Reverse engineering model structures for soil and ecosystem respiration: the potential of gene expression programming
Iulia Ilie1, Peter Dittrich2,3, Nuno Carvalhais1,4, Martin Jung1, Andreas Heinemeyer5, Mirco Migliavacca1, James I. L. Morison8, Sebastian Sippel1, Jens-Arne Subke6, Matthew Wilkinson8, and Miguel D. Mahecha1,3,71Max Planck Institute for Biogeochemistry, Department Biogeochemical Integration, Hans-Knoell-Str. 10, 07745 Jena, Germany 2Bio Systems Analysis Group, Institute of Computer Science, Jena Centre for Bioinformatics and Friedrich Schiller University, 07745 Jena, Germany 3Michael Stifel Center Jena for Data-Driven and Simulation Science, 07745 Jena, Germany 4CENSE, Departamento de Ciências e Engenharia do Ambiente, Faculdade de Ciências e Tecnologia, Universidade NOVA de Lisboa, Caparica, Portugal 5Department of Environment, Stockholm Environment Institute, University of York, York YO105NG, UK 6Biological and Environmental Sciences, School of Natural Sciences, University of Stirling, Stirling, UK 7German Centre for Integrative Biodiversity Research (iDiv), Deutscher Platz 5e, 04103 Leipzig, Germany 8Forest Research, Alice Holt Lodge, Farnham, Surrey, GU10 4LH, UK
Received: 29 Sep 2016 – Accepted for review: 04 Nov 2016 – Discussion started: 07 Nov 2016
Abstract. Accurate modelling of land-atmosphere carbon fluxes is essential for future climate projections. However, the exact responses of carbon cycle processes to climatic drivers often remain uncertain. Presently, knowledge derived from experiments complemented with a steadily evolving body of mechanistic theory provides the main basis for developing the respective models. The strongly increasing availability of measurements may complicate the traditional hypothesis driven path to developing mechanistic models, but it may facilitate new ways of identifying suitable model structures using machine learning as well. Here we explore the potential to derive model formulations automatically from data based on gene expression programming (GEP). GEP automatically (re)combines various mathematical operators to model formulations that are further evolved, eventually identifying the most suitable structures. In contrast to most other machine learning regression techniques, the GEP approach generates models that allow for prediction and possibly for interpretation. Our study is based on two cases: artificially generated data and real observations. Simulations based on artificial data show that GEP is successful in identifying prescribed functions with the prediction capacity of the models comparable to four state-of-the-art machine learning methods (Random Forests, Support Vector Machines, Artificial Neural Networks, and Kernel Ridge Regressions). The case of real observations explores different components of terrestrial respiration at an oak forest in south-east England. We find that GEP retrieved models are often better in prediction than established respiration models. Furthermore, the structure of the GEP models offers new insights to driver selection and interactions. We find previously unconsidered exponential dependencies of respiration on seasonal ecosystem carbon assimilation and water dynamics. However, we also noticed that the GEP models are only partly portable across respiration components; equifinality issues possibly preventing the identification of a "general" terrestrial respiration model. Overall, GEP is a promising tool to uncover new model structures for terrestrial ecology in the data rich era, complementing the traditional approach of model building.

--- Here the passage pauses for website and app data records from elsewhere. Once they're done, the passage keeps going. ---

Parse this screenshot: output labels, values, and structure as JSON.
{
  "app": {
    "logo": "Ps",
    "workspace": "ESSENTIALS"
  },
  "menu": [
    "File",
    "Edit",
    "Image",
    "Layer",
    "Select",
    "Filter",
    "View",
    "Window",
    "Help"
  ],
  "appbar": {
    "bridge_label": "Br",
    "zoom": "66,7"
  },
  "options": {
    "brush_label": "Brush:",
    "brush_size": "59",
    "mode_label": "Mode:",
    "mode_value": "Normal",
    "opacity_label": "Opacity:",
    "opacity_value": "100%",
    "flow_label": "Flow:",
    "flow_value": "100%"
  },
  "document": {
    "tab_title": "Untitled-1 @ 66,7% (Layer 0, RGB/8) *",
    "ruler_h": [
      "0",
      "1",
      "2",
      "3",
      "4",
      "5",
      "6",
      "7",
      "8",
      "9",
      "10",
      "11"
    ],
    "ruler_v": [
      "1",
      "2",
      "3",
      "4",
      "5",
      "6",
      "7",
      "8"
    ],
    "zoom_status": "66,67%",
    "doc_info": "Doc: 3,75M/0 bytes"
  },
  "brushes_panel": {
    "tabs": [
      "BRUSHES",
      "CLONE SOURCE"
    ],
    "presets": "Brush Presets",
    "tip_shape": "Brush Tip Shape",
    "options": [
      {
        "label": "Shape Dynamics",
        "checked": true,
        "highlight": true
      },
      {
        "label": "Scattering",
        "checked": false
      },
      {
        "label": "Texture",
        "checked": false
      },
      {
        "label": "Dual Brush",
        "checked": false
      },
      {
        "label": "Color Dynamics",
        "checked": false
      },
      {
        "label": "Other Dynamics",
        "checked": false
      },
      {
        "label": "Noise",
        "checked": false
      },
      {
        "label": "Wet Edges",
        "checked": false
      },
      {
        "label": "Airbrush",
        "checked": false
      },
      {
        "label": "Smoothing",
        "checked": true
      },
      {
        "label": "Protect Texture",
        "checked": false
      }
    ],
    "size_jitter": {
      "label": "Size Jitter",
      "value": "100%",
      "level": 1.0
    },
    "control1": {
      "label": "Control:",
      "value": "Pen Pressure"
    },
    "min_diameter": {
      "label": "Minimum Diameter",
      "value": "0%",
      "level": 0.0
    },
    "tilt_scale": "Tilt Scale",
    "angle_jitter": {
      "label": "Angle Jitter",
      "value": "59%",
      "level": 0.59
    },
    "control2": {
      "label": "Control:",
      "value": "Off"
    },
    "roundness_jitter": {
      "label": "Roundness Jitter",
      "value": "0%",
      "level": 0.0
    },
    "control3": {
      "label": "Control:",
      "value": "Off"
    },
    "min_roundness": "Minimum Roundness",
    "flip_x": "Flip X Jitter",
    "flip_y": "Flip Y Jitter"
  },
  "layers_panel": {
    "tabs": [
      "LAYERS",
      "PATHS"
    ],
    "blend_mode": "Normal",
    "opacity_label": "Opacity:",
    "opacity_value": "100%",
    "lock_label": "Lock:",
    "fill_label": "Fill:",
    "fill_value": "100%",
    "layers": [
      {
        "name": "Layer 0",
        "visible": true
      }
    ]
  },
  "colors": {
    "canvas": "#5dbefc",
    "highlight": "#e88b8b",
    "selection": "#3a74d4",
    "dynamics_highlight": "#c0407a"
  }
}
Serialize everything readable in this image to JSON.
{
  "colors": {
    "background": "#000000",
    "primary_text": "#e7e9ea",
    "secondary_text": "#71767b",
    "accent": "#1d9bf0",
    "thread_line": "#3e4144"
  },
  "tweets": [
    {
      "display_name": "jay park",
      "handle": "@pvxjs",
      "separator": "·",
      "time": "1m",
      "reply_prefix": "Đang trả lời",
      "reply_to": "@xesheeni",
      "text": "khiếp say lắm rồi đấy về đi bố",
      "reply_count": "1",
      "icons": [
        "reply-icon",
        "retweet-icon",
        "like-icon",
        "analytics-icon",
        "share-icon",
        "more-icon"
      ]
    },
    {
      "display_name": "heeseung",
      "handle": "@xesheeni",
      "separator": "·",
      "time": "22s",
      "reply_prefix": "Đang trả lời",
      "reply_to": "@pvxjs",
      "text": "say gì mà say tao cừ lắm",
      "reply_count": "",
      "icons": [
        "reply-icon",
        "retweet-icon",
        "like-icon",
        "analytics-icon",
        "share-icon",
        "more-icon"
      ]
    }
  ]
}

Ilie, I., Dittrich, P., Carvalhais, N., Jung, M., Heinemeyer, A., Migliavacca, M., Morison, J. I. L., Sippel, S., Subke, J.-A., Wilkinson, M., and Mahecha, M. D.: Reverse engineering model structures for soil and ecosystem respiration: the potential of gene expression programming, Geosci. Model Dev. Discuss., doi:10.5194/gmd-2016-242, in review, 2016.